(               # capturing parenthesis to be retrieved via $1
    (?:         # non capturing parenthesis, only for grouping
        \d{1,3} # one to three decimal numbers
        \.      # literal dot
    ){3}        # three times all within innermost parenthesis
        \d{1,3} # one to three decimal numbers

For a more serious program where you want to cover possible edge cases you should use a well tested module Regexp::Common as suggested by PerlMonks.


Replace /bin/sh with /bin/bash and emit the transformed passwd file to STDOUT:

perl -wpe 's#/bin/sh$#/bin/bash#' /etc/passwd

We used # instead of / as delimeter for better readibility since the strings themselves contain slashes. $ means end of the string.

Replace colour with color in all text files.

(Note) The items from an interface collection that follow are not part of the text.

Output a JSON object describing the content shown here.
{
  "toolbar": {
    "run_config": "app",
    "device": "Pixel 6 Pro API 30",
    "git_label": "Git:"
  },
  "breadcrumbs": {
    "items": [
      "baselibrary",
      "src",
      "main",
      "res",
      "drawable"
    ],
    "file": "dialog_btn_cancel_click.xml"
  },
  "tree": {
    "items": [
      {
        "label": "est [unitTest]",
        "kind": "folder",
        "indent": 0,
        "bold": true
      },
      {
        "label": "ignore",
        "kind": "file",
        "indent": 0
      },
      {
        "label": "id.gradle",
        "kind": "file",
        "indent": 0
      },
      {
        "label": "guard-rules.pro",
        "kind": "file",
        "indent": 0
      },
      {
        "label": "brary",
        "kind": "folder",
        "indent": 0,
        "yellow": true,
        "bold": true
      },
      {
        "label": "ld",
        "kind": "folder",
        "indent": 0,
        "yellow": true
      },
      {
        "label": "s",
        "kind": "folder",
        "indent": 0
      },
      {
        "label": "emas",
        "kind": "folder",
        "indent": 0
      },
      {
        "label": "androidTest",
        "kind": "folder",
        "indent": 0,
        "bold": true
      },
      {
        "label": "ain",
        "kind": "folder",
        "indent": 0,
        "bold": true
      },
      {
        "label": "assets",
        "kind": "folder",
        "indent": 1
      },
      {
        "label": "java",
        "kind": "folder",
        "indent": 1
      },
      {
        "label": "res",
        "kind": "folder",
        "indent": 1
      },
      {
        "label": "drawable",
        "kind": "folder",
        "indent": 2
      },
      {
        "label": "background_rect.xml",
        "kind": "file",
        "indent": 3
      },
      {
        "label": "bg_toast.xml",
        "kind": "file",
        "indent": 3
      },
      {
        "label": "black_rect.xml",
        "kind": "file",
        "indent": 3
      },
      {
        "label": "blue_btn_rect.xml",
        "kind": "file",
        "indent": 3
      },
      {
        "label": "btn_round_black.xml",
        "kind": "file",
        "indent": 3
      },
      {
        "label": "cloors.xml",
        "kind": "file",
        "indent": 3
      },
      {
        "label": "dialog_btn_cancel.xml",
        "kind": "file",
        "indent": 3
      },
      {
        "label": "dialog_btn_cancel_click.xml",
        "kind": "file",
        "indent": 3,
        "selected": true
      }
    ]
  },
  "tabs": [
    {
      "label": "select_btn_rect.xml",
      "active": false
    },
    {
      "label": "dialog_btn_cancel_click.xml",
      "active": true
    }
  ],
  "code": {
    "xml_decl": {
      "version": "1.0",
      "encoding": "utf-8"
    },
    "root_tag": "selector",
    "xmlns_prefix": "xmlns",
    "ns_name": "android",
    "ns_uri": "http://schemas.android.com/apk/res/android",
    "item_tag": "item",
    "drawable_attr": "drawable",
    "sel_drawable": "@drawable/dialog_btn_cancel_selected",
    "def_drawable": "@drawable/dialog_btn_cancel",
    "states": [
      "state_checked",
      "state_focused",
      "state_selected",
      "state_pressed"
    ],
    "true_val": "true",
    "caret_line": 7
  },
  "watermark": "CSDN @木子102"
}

The original files will be kept with .bak suffix:

perl -i.bak -wpe 's/colour/color/g' *.txt

g (global) means replace all occurences in a string not just the first one.

Convert between DOS and Unix newline:

perl -i -wpe 's/\r//'  <file1> <file2> ... # dos-to-unix
perl -i -wpe 's/$/\r/' <file1> <file2> ... # unix-to-dos


Cut out 2nd and 1st space seprated field (column):

$ cat birthdays.txt
03/30/45 Eric Clapton
11/27/42 Jimi Hendrix
06/24/44 Jeff Beck

$ perl -wlane 'print join " ", @F[1,0]' birthdays.txt
Eric 03/30/45
Jimi 11/27/42
Jeff 06/24/44

The field numbering starts at 0. We use join to put a space between cut out fields.


Calculate the total size of log files older than 30 days:

find /opt/splunk/syslog/ -iname "*log*" -type f -mtime +30 | \
perl -wlne '$sum += (stat)[7]}{print $sum'

The stat function returns a 13-element list of status info about a file. We take the 8th element (with index 7) which is the size of a file. We loop over the found files and add the size of each into the $sum variable. The handy Eskimo Greeting Operator is for priting the $sum when the loop is over (suggested by PerlMonks).



For a deeper dive see Famous Perl One-Liners Explained. If you want a book have a look at Minimal Perl for UNIX and Linux People.